● **Dataset rows describing interfaces**
####################

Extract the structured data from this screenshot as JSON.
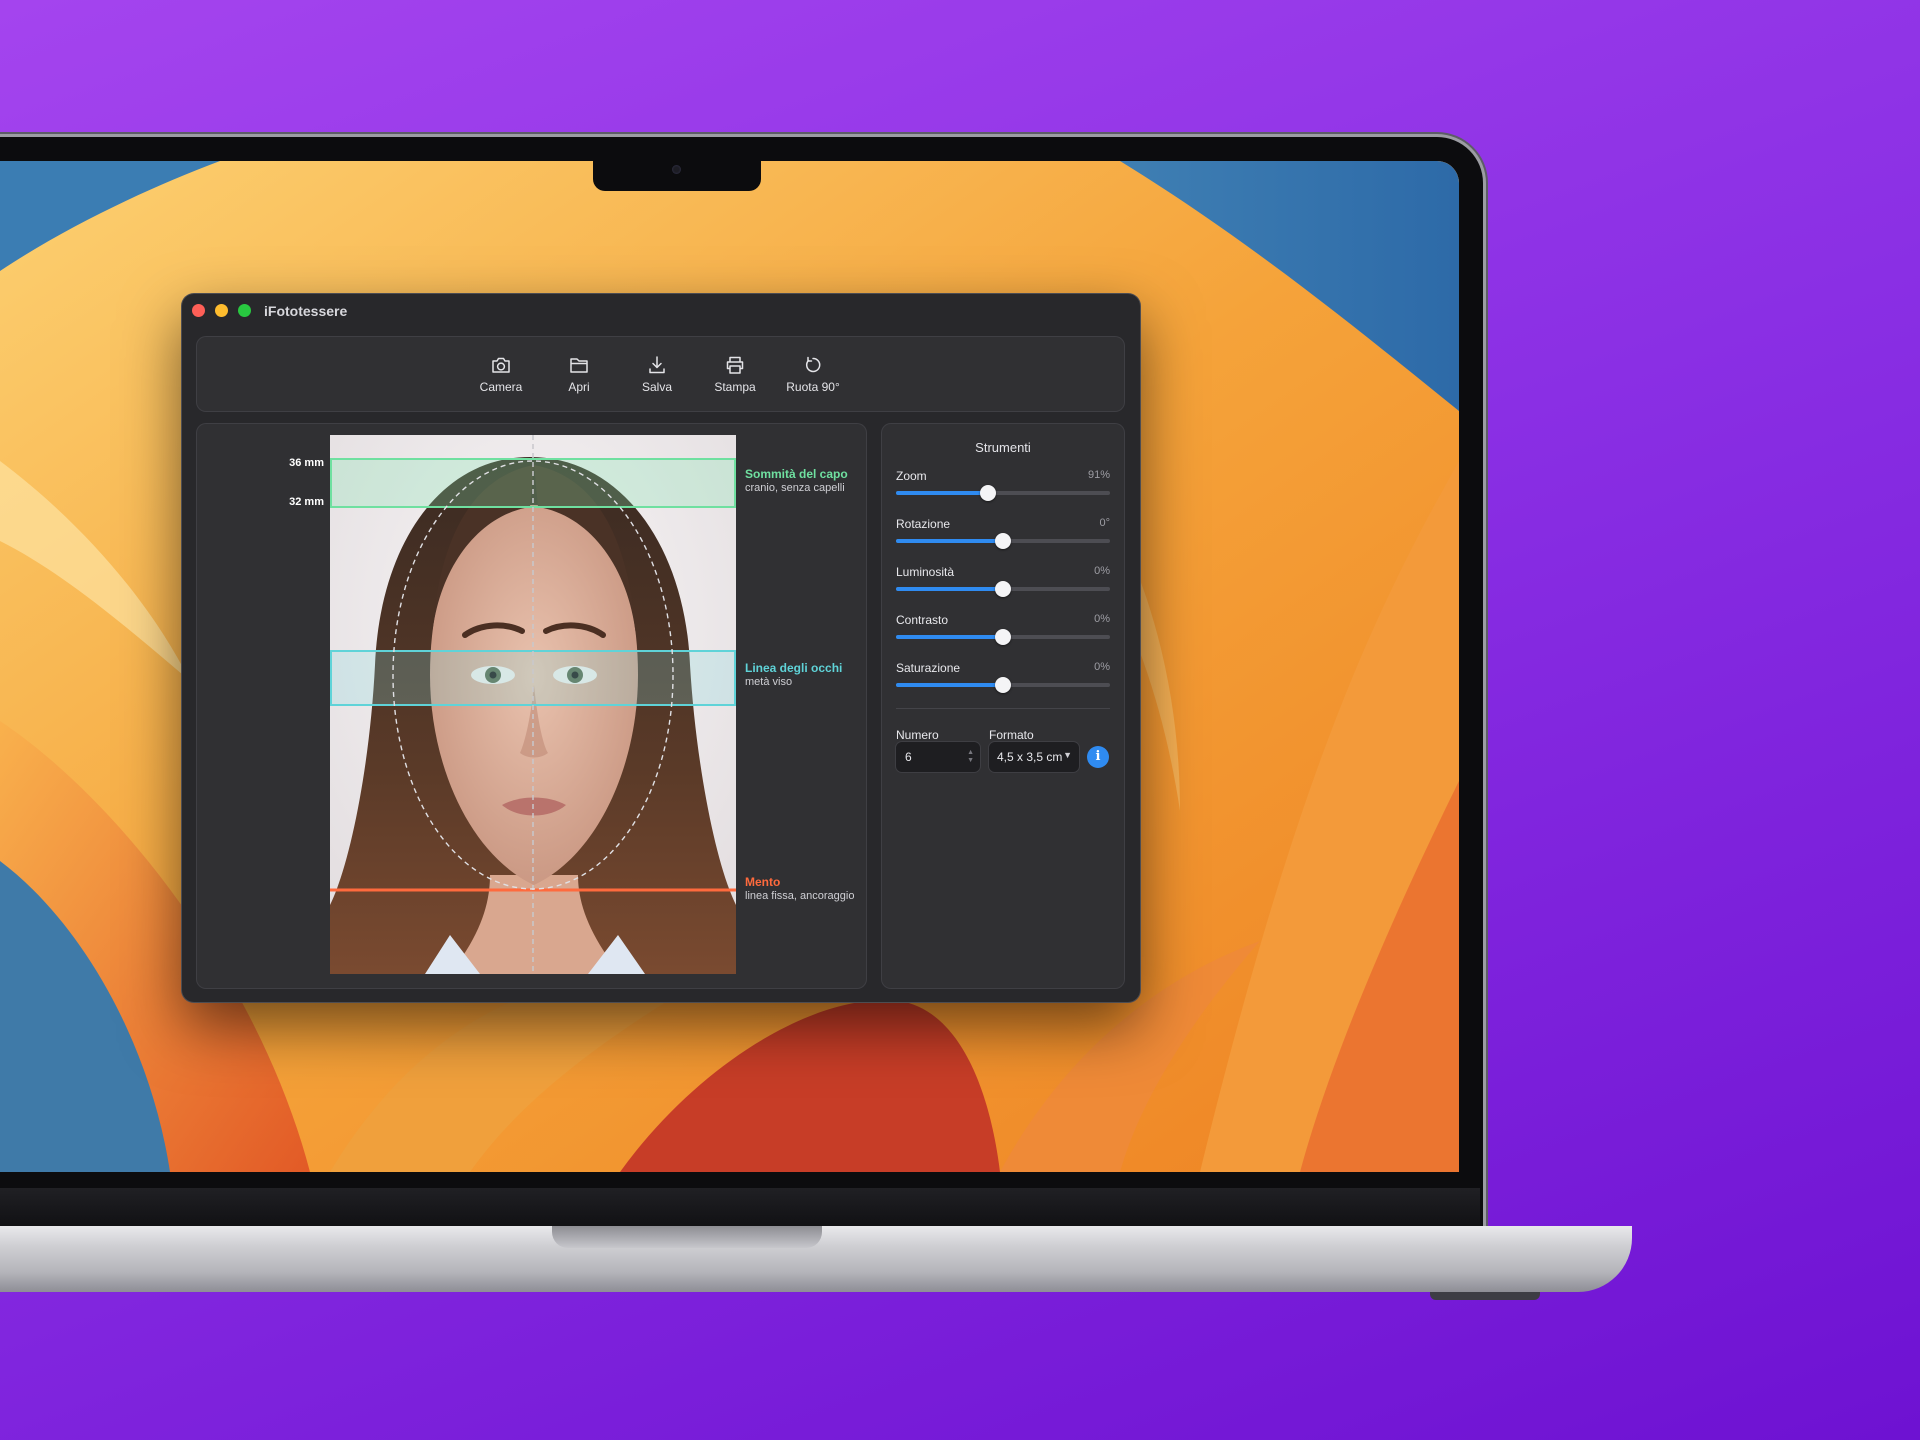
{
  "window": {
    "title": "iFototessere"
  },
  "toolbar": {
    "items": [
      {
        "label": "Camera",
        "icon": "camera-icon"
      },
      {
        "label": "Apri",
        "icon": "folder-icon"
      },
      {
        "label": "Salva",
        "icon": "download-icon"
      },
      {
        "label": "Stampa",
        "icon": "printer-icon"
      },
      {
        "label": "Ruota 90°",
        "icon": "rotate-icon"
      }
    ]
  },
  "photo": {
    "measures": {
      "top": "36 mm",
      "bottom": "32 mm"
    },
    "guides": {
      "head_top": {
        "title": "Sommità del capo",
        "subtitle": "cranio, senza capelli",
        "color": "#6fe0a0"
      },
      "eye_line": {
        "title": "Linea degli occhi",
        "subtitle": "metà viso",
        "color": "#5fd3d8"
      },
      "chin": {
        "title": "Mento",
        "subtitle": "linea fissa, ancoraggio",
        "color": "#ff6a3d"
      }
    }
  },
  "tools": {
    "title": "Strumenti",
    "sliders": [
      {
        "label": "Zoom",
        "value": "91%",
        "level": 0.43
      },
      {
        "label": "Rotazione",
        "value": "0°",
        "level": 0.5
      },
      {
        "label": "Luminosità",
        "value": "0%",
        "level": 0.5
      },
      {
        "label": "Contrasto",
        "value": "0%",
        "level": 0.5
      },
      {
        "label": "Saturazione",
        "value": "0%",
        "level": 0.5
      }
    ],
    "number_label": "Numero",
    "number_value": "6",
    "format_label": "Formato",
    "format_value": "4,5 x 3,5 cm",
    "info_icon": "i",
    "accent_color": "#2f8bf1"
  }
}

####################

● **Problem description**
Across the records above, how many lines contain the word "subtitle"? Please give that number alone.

● **Written answer**
3